[Saved entries]
┌──
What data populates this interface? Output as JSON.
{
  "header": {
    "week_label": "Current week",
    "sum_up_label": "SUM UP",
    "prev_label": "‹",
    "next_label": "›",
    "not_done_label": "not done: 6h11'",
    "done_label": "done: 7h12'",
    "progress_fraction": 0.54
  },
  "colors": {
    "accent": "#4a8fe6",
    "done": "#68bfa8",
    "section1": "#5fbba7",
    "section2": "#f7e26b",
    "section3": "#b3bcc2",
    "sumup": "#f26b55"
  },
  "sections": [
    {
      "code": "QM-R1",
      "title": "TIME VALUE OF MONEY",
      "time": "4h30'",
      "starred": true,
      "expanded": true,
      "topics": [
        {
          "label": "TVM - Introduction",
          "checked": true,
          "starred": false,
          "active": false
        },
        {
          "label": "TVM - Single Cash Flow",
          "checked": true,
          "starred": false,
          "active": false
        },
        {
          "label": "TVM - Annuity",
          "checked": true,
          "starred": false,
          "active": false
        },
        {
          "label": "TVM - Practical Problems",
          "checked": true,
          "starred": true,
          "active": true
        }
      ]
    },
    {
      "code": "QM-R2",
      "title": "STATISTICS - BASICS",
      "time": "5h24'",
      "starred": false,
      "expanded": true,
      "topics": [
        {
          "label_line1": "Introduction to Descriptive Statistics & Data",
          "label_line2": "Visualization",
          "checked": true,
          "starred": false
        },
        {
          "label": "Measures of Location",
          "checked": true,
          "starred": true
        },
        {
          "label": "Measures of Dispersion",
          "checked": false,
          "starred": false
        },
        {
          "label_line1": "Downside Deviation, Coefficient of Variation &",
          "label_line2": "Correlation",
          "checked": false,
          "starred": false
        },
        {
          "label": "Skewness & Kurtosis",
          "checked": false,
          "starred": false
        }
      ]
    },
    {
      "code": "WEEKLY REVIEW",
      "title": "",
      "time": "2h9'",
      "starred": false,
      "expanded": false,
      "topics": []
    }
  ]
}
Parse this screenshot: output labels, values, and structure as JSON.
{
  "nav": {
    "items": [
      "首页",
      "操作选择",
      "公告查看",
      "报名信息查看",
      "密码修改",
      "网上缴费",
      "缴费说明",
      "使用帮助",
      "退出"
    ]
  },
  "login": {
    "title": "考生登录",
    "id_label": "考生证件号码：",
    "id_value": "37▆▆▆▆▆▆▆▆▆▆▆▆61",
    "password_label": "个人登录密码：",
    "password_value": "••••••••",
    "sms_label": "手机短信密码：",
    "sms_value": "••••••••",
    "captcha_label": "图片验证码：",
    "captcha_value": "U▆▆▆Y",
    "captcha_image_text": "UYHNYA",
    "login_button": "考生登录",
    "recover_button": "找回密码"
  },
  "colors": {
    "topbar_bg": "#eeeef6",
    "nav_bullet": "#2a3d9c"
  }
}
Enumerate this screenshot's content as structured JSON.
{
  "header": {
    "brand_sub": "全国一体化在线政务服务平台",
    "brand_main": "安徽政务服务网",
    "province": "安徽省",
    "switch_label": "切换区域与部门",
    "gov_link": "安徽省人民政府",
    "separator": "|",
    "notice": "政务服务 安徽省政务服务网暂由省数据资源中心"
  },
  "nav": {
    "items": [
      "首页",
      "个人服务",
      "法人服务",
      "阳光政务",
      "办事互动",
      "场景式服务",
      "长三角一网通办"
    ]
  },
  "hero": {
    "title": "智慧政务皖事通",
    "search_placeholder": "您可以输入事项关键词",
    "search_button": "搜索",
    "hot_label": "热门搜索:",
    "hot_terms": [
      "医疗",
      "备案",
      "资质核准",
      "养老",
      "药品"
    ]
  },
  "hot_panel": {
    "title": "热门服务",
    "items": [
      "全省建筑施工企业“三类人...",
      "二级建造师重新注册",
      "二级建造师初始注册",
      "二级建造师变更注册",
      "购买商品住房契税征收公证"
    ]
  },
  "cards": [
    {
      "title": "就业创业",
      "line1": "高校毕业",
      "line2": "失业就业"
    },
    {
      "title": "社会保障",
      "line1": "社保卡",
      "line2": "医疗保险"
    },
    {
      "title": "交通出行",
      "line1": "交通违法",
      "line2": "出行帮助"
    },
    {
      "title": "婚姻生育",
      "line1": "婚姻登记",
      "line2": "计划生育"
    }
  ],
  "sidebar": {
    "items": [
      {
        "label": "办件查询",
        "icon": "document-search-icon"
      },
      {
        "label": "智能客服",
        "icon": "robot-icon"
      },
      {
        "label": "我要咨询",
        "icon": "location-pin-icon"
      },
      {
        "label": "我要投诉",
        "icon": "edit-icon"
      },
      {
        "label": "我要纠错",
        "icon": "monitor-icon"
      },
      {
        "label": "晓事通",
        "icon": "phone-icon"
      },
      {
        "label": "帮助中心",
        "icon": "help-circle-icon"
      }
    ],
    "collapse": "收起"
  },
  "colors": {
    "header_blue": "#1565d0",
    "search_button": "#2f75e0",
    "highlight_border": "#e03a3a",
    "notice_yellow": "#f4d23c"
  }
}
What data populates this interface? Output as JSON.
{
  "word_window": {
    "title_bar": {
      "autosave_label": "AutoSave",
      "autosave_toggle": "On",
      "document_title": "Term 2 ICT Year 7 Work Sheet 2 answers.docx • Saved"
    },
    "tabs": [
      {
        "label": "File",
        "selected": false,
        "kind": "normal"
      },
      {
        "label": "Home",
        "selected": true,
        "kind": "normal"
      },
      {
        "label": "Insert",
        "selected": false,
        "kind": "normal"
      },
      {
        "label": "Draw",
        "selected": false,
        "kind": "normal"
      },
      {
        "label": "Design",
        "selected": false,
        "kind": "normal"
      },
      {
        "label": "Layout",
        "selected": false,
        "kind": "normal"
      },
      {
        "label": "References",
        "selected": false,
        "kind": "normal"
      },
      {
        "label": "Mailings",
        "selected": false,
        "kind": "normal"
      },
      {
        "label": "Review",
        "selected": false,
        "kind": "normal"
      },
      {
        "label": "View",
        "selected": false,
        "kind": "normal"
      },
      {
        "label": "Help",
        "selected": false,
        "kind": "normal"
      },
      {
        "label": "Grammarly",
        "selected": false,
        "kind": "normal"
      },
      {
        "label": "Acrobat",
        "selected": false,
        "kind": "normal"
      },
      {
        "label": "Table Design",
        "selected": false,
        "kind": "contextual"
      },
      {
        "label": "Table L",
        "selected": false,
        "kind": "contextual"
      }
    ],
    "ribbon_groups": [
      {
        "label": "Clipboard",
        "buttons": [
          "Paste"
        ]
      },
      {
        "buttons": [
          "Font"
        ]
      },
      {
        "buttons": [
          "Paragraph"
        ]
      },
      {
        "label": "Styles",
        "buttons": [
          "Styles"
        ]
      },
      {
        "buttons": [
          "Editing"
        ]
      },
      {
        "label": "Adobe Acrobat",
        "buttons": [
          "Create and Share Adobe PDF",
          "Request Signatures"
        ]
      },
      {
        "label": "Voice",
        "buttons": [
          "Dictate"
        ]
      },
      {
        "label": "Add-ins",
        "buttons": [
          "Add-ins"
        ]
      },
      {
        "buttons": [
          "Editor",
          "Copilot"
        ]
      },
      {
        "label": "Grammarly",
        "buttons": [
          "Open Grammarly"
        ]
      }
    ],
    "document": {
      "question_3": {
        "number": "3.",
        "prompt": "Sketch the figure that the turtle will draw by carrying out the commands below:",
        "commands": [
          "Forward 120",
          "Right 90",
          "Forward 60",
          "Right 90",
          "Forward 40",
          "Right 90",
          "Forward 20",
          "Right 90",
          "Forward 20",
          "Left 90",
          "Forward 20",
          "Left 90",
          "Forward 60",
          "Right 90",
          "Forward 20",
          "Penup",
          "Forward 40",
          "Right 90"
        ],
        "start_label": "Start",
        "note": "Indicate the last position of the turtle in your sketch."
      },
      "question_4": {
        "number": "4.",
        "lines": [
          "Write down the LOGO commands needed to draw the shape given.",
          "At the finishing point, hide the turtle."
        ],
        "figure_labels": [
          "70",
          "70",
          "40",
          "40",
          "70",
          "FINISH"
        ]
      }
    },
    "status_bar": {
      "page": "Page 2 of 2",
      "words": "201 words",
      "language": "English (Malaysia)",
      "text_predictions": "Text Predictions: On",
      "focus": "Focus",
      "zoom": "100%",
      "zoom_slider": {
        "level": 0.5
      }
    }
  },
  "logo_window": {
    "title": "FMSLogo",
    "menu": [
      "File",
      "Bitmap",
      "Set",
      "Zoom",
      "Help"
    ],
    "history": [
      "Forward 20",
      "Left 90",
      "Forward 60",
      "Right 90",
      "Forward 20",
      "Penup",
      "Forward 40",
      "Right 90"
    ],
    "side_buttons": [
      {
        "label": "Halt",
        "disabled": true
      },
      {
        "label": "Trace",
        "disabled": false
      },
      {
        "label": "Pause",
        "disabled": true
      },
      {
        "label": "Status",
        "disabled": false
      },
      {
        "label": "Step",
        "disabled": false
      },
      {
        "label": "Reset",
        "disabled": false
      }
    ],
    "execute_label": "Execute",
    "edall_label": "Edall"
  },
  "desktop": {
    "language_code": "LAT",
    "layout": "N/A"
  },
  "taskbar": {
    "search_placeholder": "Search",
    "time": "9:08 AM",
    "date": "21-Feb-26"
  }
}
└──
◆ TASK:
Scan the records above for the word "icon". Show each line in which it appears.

◆ ANSWER TO THE EXERCISE:
        "icon": "document-search-icon"
        "icon": "robot-icon"
        "icon": "location-pin-icon"
        "icon": "edit-icon"
        "icon": "monitor-icon"
        "icon": "phone-icon"
        "icon": "help-circle-icon"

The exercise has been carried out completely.